Daisy Cook is a British painter of landscape and still life.
Cook creates abstracted paintings that take landscape as their subject without being explicitly topographical or descriptive. In fact, the meeting points of land, sea and sky have long been a focus for her. There is a subtlety of surface and depth, texture and light. Her landscapes are quiet and contemplative interpretations of natural environments and her interiors are equally as experiential, created by dragging, dripping and pouring oil paint that is rich in earth pigments. In all her work, Cook looks for new methods to build tensions between shapes, with the paintings made slowly and revealing themselves over time. Some areas are ambiguous and veiled, others clear and sharp. The experience of motherhood, ‘the most tender thing I’ve ever felt’, has undoubtedly fed into her work, as well as having focused and polarized her studio activity.
'Through a suggestion of silvery clouds and mudflat she evokes a littoral: not a specific view or portrait of a place, but a larger statement about this type of country as a habitat for the spirit, a place where the imagination may soar. Photographs are used as reference, but the key energy of these paintings resides in Cook's singular ability to recognize and identify the extraordinary in the ordinary. Her particular quality of recognition breathes through these images, animating them. Intuition and chance play their part, but they would be inert without the guiding principle of the artist's vision.'
Andrew Lambirth, May 2006
'Cook aims at capturing the experience of being in a particular landscape or of swimming in its waters. Her paintings resemble thresholds, veils of colour and light filtered through a memory.'

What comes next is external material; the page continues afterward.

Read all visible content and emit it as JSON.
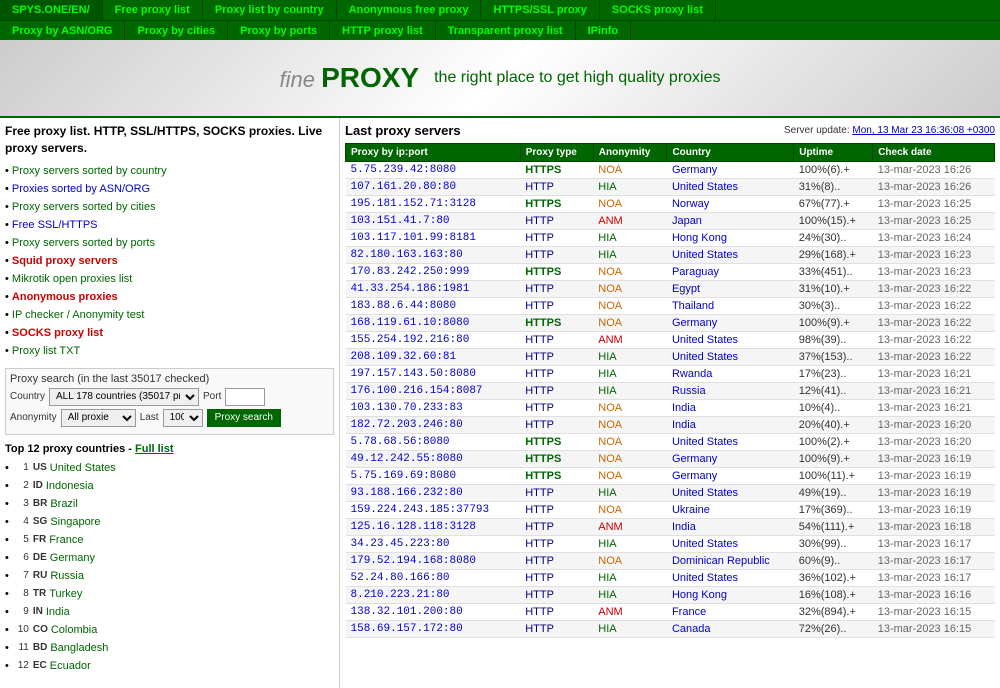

Cook's works are in the collection of the Bank of England, Heckfield Place; La Caixa Bank; Majorca One Aldwych; Manhattan Loft Corporation; The Great Eastern Hotel; Hoffman Investment Management; and the Royal Free Hospital, London. Her work has been shown at the Royal Academy, Mall Galleries, Pump House Gallery, Battersea Park, Sibyl Colefax and John Fowler and Berkeley Square.